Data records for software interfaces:

────

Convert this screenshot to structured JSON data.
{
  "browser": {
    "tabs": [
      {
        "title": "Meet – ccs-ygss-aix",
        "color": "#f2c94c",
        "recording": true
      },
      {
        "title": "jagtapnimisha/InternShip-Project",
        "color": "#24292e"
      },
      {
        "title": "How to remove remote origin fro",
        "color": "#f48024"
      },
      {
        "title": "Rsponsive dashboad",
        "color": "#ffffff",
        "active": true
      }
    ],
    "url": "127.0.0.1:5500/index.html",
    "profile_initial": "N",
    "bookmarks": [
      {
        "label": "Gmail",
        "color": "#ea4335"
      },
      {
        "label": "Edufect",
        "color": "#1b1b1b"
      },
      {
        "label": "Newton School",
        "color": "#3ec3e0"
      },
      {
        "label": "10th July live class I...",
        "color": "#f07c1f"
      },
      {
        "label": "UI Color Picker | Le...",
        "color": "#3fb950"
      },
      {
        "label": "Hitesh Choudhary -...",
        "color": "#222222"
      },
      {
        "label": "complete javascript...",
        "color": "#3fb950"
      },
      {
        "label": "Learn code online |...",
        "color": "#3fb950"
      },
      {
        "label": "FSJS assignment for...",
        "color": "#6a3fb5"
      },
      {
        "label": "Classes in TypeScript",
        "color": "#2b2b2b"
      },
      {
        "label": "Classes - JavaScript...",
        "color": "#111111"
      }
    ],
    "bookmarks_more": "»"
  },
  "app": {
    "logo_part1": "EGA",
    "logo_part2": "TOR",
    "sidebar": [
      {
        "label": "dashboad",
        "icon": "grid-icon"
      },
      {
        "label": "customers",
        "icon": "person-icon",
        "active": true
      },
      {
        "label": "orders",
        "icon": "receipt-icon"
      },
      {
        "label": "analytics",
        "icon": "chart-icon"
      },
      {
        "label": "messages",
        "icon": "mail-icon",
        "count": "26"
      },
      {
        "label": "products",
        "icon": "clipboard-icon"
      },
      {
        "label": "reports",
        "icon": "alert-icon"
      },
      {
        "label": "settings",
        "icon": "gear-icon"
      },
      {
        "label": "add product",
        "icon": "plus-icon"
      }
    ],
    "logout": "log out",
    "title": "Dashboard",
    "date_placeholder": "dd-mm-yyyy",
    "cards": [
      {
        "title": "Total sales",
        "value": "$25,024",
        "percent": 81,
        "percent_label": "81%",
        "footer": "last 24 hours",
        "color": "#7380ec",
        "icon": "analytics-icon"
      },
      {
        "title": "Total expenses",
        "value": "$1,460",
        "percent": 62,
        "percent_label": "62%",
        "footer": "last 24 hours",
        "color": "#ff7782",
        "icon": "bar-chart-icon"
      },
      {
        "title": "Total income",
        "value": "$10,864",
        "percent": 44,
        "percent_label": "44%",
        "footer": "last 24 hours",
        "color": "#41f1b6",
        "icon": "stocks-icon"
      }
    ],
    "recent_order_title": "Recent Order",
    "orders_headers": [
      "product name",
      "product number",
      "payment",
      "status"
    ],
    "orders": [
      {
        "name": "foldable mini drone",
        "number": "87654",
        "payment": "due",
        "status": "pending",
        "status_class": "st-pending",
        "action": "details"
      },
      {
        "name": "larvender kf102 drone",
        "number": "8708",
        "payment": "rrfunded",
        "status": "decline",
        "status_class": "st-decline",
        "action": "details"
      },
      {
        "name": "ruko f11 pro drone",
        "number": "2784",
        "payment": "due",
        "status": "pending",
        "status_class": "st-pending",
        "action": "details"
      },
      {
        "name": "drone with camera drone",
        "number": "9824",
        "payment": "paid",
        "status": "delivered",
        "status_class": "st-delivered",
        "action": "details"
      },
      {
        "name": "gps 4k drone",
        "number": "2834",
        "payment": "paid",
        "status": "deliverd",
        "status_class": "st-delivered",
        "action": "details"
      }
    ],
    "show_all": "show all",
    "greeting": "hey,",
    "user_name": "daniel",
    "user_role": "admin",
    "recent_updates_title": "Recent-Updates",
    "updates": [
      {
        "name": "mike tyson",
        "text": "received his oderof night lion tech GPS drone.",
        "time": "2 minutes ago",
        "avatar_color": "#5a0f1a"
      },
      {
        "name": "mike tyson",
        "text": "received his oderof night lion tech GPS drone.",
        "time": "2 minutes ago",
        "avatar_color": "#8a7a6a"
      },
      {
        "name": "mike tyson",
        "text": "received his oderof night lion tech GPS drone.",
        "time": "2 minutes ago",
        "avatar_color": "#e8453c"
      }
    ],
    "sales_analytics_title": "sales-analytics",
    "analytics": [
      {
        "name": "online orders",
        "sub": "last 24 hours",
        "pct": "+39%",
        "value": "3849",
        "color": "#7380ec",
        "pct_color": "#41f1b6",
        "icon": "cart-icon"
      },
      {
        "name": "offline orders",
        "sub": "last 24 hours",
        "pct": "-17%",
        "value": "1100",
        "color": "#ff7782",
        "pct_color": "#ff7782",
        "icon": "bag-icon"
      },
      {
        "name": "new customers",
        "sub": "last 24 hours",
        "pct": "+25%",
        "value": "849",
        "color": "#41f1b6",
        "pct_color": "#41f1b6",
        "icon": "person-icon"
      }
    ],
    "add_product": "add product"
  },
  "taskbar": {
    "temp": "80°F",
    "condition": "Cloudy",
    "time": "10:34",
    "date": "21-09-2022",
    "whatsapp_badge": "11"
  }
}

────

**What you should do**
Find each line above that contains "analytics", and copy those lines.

**Answer area**
        "label": "analytics",
        "icon": "analytics-icon"
    "sales_analytics_title": "sales-analytics",
    "analytics": [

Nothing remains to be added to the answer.